Data records for software interfaces
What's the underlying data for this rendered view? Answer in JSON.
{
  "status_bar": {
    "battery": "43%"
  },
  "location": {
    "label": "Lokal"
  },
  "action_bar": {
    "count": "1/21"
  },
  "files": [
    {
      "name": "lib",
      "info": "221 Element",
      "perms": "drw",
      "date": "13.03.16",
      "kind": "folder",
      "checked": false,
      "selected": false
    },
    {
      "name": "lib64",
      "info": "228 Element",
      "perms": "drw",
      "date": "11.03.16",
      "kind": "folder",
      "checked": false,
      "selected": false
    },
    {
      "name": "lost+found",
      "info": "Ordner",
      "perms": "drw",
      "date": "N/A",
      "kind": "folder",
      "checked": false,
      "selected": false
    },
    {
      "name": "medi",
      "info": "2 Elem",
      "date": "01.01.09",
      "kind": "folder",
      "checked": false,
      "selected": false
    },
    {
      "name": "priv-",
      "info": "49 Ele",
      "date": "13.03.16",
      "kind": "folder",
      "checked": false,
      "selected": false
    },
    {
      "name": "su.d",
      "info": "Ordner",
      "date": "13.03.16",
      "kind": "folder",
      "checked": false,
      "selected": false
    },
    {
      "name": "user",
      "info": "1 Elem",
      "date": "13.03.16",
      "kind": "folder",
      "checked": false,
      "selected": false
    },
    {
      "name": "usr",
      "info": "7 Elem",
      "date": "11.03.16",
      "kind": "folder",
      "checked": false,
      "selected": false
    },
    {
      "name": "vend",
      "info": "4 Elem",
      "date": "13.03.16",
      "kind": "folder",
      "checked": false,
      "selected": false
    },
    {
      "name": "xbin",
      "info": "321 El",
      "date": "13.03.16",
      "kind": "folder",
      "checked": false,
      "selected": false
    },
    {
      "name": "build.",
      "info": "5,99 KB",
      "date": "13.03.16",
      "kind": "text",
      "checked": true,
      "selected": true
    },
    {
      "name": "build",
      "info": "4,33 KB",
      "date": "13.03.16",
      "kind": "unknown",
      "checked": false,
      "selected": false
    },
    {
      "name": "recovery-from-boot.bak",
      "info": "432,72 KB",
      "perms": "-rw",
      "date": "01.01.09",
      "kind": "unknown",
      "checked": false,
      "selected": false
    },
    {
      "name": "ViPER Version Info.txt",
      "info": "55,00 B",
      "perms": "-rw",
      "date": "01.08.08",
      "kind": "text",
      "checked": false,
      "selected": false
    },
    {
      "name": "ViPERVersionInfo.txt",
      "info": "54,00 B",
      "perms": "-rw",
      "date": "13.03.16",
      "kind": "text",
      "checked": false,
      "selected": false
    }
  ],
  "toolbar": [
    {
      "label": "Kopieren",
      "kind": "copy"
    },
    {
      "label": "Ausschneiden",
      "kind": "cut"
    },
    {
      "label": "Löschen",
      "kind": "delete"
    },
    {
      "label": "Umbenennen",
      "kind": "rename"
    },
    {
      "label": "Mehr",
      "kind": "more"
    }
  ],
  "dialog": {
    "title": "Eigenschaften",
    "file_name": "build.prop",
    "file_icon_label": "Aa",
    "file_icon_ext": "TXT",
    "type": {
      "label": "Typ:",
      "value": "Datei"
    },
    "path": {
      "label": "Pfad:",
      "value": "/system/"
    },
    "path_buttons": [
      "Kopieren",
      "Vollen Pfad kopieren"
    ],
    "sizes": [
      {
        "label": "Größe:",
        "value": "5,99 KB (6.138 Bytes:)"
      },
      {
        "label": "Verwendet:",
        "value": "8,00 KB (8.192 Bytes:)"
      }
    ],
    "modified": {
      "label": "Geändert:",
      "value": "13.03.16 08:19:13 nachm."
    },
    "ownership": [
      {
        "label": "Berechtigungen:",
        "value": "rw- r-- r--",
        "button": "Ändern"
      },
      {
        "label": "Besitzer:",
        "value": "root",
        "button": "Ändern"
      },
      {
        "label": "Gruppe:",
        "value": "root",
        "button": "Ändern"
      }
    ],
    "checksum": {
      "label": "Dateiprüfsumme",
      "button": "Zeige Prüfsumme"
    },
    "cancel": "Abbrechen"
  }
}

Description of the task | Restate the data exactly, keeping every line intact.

Task result |
What's the underlying data for this rendered view? Answer in JSON.
{
  "status_bar": {
    "battery": "43%"
  },
  "location": {
    "label": "Lokal"
  },
  "action_bar": {
    "count": "1/21"
  },
  "files": [
    {
      "name": "lib",
      "info": "221 Element",
      "perms": "drw",
      "date": "13.03.16",
      "kind": "folder",
      "checked": false,
      "selected": false
    },
    {
      "name": "lib64",
      "info": "228 Element",
      "perms": "drw",
      "date": "11.03.16",
      "kind": "folder",
      "checked": false,
      "selected": false
    },
    {
      "name": "lost+found",
      "info": "Ordner",
      "perms": "drw",
      "date": "N/A",
      "kind": "folder",
      "checked": false,
      "selected": false
    },
    {
      "name": "medi",
      "info": "2 Elem",
      "date": "01.01.09",
      "kind": "folder",
      "checked": false,
      "selected": false
    },
    {
      "name": "priv-",
      "info": "49 Ele",
      "date": "13.03.16",
      "kind": "folder",
      "checked": false,
      "selected": false
    },
    {
      "name": "su.d",
      "info": "Ordner",
      "date": "13.03.16",
      "kind": "folder",
      "checked": false,
      "selected": false
    },
    {
      "name": "user",
      "info": "1 Elem",
      "date": "13.03.16",
      "kind": "folder",
      "checked": false,
      "selected": false
    },
    {
      "name": "usr",
      "info": "7 Elem",
      "date": "11.03.16",
      "kind": "folder",
      "checked": false,
      "selected": false
    },
    {
      "name": "vend",
      "info": "4 Elem",
      "date": "13.03.16",
      "kind": "folder",
      "checked": false,
      "selected": false
    },
    {
      "name": "xbin",
      "info": "321 El",
      "date": "13.03.16",
      "kind": "folder",
      "checked": false,
      "selected": false
    },
    {
      "name": "build.",
      "info": "5,99 KB",
      "date": "13.03.16",
      "kind": "text",
      "checked": true,
      "selected": true
    },
    {
      "name": "build",
      "info": "4,33 KB",
      "date": "13.03.16",
      "kind": "unknown",
      "checked": false,
      "selected": false
    },
    {
      "name": "recovery-from-boot.bak",
      "info": "432,72 KB",
      "perms": "-rw",
      "date": "01.01.09",
      "kind": "unknown",
      "checked": false,
      "selected": false
    },
    {
      "name": "ViPER Version Info.txt",
      "info": "55,00 B",
      "perms": "-rw",
      "date": "01.08.08",
      "kind": "text",
      "checked": false,
      "selected": false
    },
    {
      "name": "ViPERVersionInfo.txt",
      "info": "54,00 B",
      "perms": "-rw",
      "date": "13.03.16",
      "kind": "text",
      "checked": false,
      "selected": false
    }
  ],
  "toolbar": [
    {
      "label": "Kopieren",
      "kind": "copy"
    },
    {
      "label": "Ausschneiden",
      "kind": "cut"
    },
    {
      "label": "Löschen",
      "kind": "delete"
    },
    {
      "label": "Umbenennen",
      "kind": "rename"
    },
    {
      "label": "Mehr",
      "kind": "more"
    }
  ],
  "dialog": {
    "title": "Eigenschaften",
    "file_name": "build.prop",
    "file_icon_label": "Aa",
    "file_icon_ext": "TXT",
    "type": {
      "label": "Typ:",
      "value": "Datei"
    },
    "path": {
      "label": "Pfad:",
      "value": "/system/"
    },
    "path_buttons": [
      "Kopieren",
      "Vollen Pfad kopieren"
    ],
    "sizes": [
      {
        "label": "Größe:",
        "value": "5,99 KB (6.138 Bytes:)"
      },
      {
        "label": "Verwendet:",
        "value": "8,00 KB (8.192 Bytes:)"
      }
    ],
    "modified": {
      "label": "Geändert:",
      "value": "13.03.16 08:19:13 nachm."
    },
    "ownership": [
      {
        "label": "Berechtigungen:",
        "value": "rw- r-- r--",
        "button": "Ändern"
      },
      {
        "label": "Besitzer:",
        "value": "root",
        "button": "Ändern"
      },
      {
        "label": "Gruppe:",
        "value": "root",
        "button": "Ändern"
      }
    ],
    "checksum": {
      "label": "Dateiprüfsumme",
      "button": "Zeige Prüfsumme"
    },
    "cancel": "Abbrechen"
  }
}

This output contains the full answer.